    • Verify the accuracy and completeness of information (including things such as phone numbers, email addresses, locations, times and dates), as these may change over the course of a project.
    • Make sure that lists (names of people, organizations, programs, etc.) are in alphabetical order, or in an order that will make sense to the reader.
    • Check all URLs to make sure they are working and contain up-to-date information.  If you have long URLs that you would like to shorten, you can create a custom shortened URL at go.gwu.edu
    • Take a look at all photos and images to confirm that they appear as you intended.
    • If this is not the first proof, check to see that all feedback/edits provided in the previous round of review have been addressed.
    • Run the proof by others—particularly those involved in the decision-making process, if applicable—and compile all feedback/edits on the PDF proof using the “Comments” feature in Adobe Acrobat.
    • The designer will run spell check at the project’s completion, but as the client, it’s very important that you take the time to read over everything to make sure it is correct.

 


 

Illustration of Documents

 

 

Working with Print Vendors

We have a wonderful network of vendors who have years of experience working with the university and will help guide you in the process. Here’s what to expect from the print production process:

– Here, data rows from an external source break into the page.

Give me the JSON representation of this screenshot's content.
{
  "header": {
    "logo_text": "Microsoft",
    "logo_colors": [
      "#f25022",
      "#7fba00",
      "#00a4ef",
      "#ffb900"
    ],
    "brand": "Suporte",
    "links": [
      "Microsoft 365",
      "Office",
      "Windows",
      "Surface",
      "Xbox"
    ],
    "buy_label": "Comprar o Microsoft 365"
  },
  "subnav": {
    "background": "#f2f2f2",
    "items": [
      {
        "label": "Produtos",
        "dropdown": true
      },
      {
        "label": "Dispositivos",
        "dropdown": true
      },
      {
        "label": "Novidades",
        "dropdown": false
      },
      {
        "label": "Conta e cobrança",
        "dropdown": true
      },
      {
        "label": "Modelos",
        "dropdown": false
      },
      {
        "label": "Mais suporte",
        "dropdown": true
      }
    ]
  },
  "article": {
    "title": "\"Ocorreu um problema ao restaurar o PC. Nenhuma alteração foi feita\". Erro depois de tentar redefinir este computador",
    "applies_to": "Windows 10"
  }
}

  • We’ll provide several vendor suggestions at the project outset when printing will be required. Depending on the size and scope of the project, you may want to get price quotes from a couple of vendors to assure the best cost. 
  • Talk with your designer about the project specs so that you can request print pricing from the vendors. The designer can make recommendations, but you can also ask the vendors for their suggestions. Here’s the info your vendor will need to develop the price quote:
    • Quantity: How many pieces do you want to print? If you’re not exactly sure and you want to find out the best pricing range, you can ask the vendor to price out several different quantities.
    • Size: How big will the final document be? Dimensions are usually given width x height. If you are printing a brochure or booklet, you will give both flat and folded sizes.
    • Color: You’ll want to indicate if the project will be black and white or color, and single or double sided. 
    • Paper type and weight: You’ll want to indicate the paper weight (given in pounds and often abbreviated as “#”), finish (glossy, satin/dull, or uncoated), and type (heavy-weight cover or lighter weight text). For example, a poster might print on “100# satin cover” and a flyer may print on “80# satin text Ask your designer/vendor for the recommendations.
  • Once your design is finalized, the designer will give you a print-ready file, which you can then send to the vendor. Make sure to ask for a digital proof back from the vendor. If you require a hard-copy proof to be mailed to you, please let them know that (and account for it in your timeline). 

    Review the proof carefully to make sure everything is correct. Also share it with the designer so that they can check it from a design perspective. If everything looks good, you’ll let the vendor know it’s approved for print. If you need any edits, let both the vendor and the designer know. The vendor will usually be able to make them for you, but the designer will also want to make them on their copy of the file so that we have the correct version in our records. Please note that vendors usually will charge for edits made at this point.

 

  • All vendors can accept a p-card for printing charges. Talk with your vendor about if they need you to pay up front or if they will invoice you after project completion. If you do not have a p-card and cannot access one within your unit, please let us know. Timely payment is strongly encouraged.